Below are the records; locate each line with the word "label" and copy it.

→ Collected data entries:
= = =
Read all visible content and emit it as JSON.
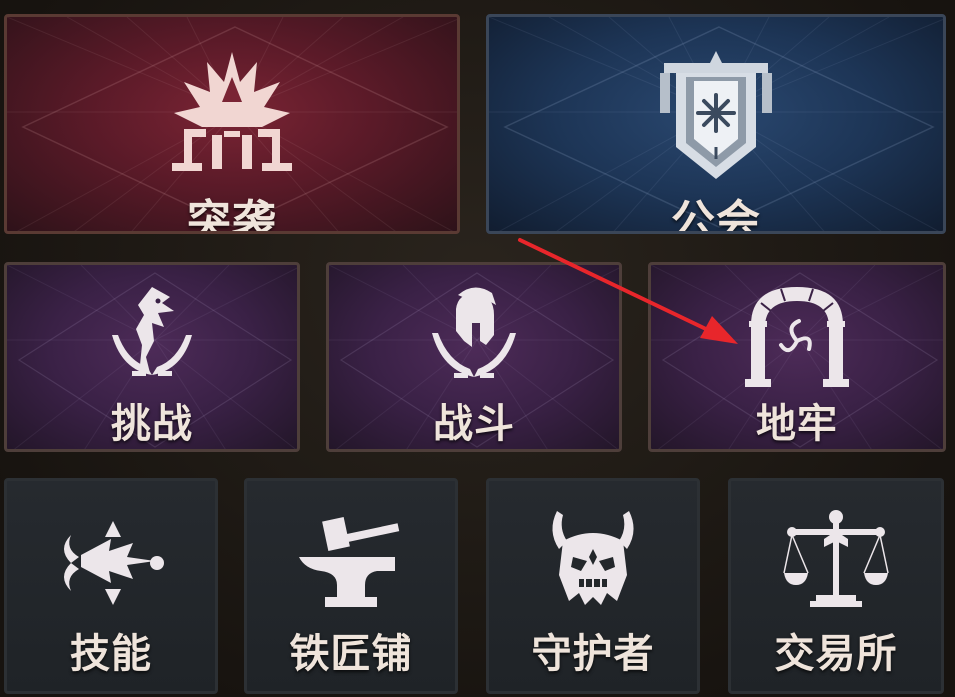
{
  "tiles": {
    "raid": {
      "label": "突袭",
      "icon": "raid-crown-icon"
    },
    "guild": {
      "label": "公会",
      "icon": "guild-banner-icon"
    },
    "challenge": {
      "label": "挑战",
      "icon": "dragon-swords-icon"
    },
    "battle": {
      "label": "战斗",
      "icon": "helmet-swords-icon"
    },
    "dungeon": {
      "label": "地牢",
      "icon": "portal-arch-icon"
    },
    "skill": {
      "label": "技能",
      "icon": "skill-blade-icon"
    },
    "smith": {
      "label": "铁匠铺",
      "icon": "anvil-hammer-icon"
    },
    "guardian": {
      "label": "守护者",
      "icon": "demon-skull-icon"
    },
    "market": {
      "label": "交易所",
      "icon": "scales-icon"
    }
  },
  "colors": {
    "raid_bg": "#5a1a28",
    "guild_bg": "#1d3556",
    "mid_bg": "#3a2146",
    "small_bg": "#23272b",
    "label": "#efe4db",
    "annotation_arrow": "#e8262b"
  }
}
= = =
→ Response:
      "label": "突袭",
      "label": "公会",
      "label": "挑战",
      "label": "战斗",
      "label": "地牢",
      "label": "技能",
      "label": "铁匠铺",
      "label": "守护者",
      "label": "交易所",
    "label": "#efe4db",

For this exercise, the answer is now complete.